Start of Block
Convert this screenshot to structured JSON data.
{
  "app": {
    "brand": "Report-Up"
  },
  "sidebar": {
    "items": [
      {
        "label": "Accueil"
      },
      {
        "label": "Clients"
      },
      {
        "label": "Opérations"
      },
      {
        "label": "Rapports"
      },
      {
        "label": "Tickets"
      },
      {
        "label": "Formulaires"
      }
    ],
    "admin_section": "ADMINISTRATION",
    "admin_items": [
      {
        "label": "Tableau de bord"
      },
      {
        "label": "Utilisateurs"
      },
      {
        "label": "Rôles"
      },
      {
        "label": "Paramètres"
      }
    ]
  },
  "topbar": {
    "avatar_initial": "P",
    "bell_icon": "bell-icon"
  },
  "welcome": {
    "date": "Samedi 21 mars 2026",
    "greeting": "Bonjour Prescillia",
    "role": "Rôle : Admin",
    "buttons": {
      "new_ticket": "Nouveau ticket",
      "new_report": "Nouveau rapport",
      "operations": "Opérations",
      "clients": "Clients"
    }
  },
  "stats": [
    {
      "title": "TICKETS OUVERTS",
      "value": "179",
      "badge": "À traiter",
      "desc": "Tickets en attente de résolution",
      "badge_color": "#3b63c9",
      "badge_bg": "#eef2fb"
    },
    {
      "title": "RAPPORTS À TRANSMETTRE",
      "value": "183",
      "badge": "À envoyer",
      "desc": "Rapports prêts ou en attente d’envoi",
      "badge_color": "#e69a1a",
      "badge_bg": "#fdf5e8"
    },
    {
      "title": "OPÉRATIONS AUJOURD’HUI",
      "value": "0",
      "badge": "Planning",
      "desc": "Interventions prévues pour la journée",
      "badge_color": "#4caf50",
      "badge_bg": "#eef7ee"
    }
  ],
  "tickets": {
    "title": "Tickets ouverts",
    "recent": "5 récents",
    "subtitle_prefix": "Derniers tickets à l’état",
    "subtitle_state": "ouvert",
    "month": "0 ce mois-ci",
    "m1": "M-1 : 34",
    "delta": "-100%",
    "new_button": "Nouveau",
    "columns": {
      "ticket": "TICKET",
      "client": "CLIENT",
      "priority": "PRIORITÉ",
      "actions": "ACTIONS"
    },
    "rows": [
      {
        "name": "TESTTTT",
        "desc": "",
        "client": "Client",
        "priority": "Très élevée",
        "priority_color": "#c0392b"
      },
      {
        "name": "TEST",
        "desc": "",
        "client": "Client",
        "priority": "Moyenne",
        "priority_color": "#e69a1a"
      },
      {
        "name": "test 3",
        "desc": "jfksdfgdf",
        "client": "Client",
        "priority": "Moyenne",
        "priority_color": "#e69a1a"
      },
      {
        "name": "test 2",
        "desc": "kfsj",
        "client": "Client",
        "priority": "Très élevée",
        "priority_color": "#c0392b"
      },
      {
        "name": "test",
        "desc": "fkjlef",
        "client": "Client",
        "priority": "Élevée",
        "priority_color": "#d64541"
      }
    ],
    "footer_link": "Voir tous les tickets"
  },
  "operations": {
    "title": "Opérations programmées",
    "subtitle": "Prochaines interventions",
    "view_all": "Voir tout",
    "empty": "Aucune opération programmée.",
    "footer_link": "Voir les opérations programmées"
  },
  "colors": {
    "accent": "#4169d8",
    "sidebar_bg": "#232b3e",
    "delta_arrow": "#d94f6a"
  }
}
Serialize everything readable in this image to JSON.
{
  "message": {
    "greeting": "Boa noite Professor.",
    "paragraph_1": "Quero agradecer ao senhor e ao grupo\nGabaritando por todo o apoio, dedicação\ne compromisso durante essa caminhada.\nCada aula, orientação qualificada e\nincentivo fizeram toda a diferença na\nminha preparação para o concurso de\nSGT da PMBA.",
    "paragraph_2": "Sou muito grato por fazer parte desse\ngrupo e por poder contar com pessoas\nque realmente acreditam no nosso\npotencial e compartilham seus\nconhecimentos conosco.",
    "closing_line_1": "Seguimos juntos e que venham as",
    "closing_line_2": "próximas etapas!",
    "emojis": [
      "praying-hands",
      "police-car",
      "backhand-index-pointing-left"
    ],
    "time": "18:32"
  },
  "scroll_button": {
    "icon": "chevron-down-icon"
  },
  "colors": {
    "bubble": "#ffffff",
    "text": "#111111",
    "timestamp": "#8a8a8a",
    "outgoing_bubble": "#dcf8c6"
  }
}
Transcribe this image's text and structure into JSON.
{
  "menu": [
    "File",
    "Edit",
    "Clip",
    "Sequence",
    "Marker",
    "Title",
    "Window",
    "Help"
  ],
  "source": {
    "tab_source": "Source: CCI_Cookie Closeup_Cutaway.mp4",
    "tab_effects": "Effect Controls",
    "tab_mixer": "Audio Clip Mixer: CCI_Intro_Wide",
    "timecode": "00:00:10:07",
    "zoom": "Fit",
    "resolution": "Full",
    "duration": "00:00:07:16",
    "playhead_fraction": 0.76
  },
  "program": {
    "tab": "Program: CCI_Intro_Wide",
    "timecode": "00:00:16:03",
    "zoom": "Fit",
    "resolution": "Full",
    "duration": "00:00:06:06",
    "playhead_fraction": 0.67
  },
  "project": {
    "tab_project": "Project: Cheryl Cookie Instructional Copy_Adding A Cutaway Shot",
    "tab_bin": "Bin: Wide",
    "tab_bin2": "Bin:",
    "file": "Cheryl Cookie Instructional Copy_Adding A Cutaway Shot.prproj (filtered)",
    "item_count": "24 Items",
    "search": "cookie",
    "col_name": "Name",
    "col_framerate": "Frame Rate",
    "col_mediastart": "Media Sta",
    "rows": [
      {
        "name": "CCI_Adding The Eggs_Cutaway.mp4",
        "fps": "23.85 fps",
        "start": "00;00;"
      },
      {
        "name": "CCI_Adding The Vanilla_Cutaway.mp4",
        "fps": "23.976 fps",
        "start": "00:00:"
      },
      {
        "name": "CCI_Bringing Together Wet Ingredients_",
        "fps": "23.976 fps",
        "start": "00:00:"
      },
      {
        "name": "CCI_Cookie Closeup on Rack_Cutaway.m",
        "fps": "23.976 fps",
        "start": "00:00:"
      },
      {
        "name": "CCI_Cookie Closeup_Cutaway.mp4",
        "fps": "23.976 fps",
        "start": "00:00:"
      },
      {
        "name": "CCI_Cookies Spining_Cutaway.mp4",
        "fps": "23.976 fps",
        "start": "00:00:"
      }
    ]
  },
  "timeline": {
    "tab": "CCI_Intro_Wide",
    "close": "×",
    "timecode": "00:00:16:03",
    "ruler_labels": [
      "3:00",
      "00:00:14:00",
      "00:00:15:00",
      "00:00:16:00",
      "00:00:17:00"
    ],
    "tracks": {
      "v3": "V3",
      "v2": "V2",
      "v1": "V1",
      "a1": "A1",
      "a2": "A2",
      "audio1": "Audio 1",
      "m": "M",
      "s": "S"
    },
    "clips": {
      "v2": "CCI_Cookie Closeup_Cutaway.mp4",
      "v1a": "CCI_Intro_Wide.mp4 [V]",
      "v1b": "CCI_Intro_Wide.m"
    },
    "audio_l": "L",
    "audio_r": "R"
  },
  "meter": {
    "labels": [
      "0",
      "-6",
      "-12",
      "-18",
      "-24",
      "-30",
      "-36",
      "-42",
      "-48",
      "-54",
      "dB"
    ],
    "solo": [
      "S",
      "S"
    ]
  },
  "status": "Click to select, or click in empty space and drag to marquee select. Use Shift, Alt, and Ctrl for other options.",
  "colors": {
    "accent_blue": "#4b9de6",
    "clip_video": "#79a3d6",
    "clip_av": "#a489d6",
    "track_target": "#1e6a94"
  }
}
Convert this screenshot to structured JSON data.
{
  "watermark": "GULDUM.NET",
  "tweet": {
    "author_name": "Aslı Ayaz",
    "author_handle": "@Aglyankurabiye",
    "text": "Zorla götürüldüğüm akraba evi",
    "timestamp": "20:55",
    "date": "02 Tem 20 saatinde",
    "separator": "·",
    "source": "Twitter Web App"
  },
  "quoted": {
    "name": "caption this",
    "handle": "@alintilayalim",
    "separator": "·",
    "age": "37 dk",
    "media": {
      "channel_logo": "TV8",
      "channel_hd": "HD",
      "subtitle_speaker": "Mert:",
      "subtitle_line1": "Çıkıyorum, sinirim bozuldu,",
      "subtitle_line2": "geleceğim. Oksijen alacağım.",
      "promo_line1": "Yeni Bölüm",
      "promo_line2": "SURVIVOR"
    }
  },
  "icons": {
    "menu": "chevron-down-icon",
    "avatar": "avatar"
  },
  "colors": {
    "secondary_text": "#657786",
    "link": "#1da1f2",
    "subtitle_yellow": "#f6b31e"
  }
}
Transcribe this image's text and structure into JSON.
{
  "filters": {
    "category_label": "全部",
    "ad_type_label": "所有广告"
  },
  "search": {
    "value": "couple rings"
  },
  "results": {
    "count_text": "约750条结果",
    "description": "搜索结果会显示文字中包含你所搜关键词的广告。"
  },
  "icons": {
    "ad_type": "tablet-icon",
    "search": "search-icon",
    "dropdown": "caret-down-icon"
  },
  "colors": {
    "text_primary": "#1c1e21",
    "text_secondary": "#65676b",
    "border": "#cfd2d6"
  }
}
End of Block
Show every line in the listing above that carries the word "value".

      "value": "179",
      "value": "183",
      "value": "0",
    "value": "couple rings"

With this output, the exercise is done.